> _About this task_
Pull out from the material below all lines with "word".

> _Data for the task_
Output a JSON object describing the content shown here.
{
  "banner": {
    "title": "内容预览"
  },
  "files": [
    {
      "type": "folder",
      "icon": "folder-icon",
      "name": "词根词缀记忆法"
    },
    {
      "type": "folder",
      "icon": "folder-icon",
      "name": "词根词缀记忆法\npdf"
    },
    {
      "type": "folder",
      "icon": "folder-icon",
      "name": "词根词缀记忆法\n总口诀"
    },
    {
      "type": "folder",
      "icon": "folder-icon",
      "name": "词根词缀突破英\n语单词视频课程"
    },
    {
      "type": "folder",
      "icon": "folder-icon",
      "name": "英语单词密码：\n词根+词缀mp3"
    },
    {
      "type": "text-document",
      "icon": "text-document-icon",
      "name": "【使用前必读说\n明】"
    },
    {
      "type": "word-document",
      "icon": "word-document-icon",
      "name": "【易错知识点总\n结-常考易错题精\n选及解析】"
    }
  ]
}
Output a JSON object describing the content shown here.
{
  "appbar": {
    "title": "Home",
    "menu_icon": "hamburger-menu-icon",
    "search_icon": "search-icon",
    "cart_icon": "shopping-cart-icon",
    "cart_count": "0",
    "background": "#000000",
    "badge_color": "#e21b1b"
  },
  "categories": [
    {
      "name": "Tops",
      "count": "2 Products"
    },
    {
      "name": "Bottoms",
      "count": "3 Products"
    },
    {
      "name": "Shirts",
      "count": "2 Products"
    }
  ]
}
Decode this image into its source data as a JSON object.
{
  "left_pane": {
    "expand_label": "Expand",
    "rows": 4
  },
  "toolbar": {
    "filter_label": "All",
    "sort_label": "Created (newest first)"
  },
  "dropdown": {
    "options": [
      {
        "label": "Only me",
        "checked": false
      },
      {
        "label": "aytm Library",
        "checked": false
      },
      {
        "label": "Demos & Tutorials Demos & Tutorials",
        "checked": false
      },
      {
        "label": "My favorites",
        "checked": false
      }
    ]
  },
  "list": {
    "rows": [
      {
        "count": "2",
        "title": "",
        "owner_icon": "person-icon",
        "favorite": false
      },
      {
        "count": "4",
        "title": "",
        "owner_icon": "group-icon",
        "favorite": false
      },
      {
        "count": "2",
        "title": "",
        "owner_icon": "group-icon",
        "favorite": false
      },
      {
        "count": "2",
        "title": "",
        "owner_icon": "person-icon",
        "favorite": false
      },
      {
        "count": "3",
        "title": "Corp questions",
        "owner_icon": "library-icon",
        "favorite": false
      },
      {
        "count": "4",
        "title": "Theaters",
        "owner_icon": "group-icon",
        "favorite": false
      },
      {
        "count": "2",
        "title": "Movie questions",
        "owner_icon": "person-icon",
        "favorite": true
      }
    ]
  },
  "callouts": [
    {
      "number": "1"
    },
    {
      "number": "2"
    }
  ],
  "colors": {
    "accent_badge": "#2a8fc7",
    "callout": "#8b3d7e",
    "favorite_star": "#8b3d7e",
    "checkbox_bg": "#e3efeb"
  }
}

> _Solution to the exercise_
      "type": "word-document",
      "icon": "word-document-icon",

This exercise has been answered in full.